              No matter how unique and inspired you think your idea might be, 99 other people got it at the same instant. At least three of them are already working on it. They probably have more time, money, and expertise than you. Your biggest threat isn't that someone here will steal your idea -- it's that one of those other three guys will beat you to the marketplace if you don't find some help and catch up. Ideas are essentially worthless. The value comes from developing, advancing, and refining the idea -- not from the idea itself.

              You joined this community yesterday, so you might not be aware that about every 9 hours, someone posts another "big idea" here that promises to make investors a lot of money. Community members ask questions because it creates an interaction -- a "give and take" exchange -- and that exchange tells us (or me, at least) a great deal about the person and whether the person is someone we/I might want to do business with one day. You have to keep in mind that this is a networking site -- a place to build relationships over time. It is not realistic to expect that you'd join this community, make a couple of posts, and gather a list of eager investors in less than 24 hours.

              Are there people here who are "better positioned" than you? No doubt about it (presumably that's why you'd want their help). If you had taken time to build relationships, you'd know who they are, and you'd know they have plenty of dreams and ideas of their own to work on. They're not asking about your idea to rip it off -- they're asking to find out if getting involved in yours will in any way help them achieve one of theirs. (After all, we didn't wake up yesterday and seek you out. You pitched to us first.)

               


              I hope that helps address your concerns and puts things into some perspective.
              1 of 1 people found this helpful
              • Re: The line between trust and caution?
                LUCKIEST Guide
                Menoz~, You received three GREAT answers from Mainstreet, Slavarel and Lighthouse.
                This web site is here to help others and part of that package is trust and building relationships.
                The more involved Members are, the more they learn and share.
                I am a SCORE Counselor and like this web site, SCORE counsels people in business(FREE) by volunteers
                to help them suceed. LUCKIEST
                • Re: The line between trust and caution?
                  DomainDiva Ranger
                  I have learned in the technology field that its the HOW that matters...if you only give a person WHAT then you are safe. Ford is not the only automaker, but Ford now has SYNCH from Microsoft, no one else does. GM & Toyota know WHAT Synch is...they just don't have the HOW (code) that make sit work. Big difference.

                  Write a business plan and then from that write an Executive Summary. Go to Garage.com and get their Exec Summary pointers list...its the best one I have seen.

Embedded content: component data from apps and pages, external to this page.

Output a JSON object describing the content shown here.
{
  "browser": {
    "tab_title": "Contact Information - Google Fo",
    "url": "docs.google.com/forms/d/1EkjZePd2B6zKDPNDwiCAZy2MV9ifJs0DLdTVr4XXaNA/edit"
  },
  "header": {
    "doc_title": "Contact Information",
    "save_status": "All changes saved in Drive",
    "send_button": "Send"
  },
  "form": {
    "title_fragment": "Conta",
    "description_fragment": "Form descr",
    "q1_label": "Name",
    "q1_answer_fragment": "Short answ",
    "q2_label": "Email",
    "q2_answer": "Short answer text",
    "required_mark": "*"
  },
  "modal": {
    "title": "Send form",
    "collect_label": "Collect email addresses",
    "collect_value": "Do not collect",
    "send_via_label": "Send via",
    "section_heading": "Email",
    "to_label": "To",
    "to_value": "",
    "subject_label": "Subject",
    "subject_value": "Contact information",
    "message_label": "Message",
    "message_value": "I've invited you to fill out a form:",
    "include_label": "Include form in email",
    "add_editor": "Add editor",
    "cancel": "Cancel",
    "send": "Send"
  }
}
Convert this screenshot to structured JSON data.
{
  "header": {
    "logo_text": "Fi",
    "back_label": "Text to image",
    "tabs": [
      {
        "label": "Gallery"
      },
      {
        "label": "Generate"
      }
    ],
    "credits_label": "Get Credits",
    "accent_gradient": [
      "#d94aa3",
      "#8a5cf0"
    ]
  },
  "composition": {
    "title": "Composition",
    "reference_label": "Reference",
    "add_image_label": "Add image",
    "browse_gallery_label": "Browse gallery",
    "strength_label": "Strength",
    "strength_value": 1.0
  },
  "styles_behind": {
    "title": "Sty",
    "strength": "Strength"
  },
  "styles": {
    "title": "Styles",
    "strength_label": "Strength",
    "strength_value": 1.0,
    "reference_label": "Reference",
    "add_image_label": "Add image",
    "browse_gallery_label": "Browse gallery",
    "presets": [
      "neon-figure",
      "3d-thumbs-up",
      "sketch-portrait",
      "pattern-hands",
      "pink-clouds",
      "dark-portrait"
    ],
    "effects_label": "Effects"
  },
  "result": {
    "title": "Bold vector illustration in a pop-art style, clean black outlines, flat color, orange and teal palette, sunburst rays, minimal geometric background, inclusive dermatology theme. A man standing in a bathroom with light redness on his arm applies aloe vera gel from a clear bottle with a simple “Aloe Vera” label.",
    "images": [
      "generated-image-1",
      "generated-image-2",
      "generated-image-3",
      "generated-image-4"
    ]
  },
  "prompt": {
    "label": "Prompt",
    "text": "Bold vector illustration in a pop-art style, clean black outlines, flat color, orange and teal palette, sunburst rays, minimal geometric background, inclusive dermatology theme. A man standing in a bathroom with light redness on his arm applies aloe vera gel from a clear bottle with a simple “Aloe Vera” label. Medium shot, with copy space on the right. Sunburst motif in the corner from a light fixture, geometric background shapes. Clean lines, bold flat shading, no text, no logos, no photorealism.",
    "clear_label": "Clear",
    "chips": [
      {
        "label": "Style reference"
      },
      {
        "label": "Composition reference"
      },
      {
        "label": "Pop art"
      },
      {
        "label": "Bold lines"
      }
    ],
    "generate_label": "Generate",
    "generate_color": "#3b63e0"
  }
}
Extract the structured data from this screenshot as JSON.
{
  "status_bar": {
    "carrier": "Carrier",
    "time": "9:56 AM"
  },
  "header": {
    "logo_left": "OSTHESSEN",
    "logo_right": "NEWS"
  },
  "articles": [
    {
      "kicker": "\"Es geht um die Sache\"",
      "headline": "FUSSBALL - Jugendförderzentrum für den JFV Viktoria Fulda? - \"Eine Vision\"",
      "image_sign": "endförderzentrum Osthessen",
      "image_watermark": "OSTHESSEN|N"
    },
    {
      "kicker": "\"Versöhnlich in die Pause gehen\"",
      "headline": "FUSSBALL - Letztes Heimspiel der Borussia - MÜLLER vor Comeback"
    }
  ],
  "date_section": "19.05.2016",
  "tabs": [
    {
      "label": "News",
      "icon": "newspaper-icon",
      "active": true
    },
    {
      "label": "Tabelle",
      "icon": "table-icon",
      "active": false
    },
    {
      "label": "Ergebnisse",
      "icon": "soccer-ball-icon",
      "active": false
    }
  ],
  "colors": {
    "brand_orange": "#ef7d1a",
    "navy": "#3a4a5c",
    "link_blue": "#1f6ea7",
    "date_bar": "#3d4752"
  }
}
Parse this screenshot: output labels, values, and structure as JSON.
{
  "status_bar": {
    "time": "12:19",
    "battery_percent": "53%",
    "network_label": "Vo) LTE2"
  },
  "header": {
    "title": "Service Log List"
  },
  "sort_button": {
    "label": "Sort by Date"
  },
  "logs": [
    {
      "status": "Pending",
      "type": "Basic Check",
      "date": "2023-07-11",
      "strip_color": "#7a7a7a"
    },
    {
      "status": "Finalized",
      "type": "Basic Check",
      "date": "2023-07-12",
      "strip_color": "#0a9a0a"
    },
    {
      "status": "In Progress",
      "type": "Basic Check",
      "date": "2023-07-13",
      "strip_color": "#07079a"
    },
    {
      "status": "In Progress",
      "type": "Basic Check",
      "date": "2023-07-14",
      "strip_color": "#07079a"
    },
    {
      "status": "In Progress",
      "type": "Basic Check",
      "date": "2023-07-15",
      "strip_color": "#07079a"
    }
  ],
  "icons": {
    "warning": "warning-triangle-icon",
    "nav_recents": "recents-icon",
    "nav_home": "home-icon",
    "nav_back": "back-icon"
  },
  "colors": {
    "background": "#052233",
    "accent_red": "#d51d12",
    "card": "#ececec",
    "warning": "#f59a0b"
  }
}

                  People here have asked questions because they need information from you in order to give you advice that will help you.
                  1 of 1 people found this helpful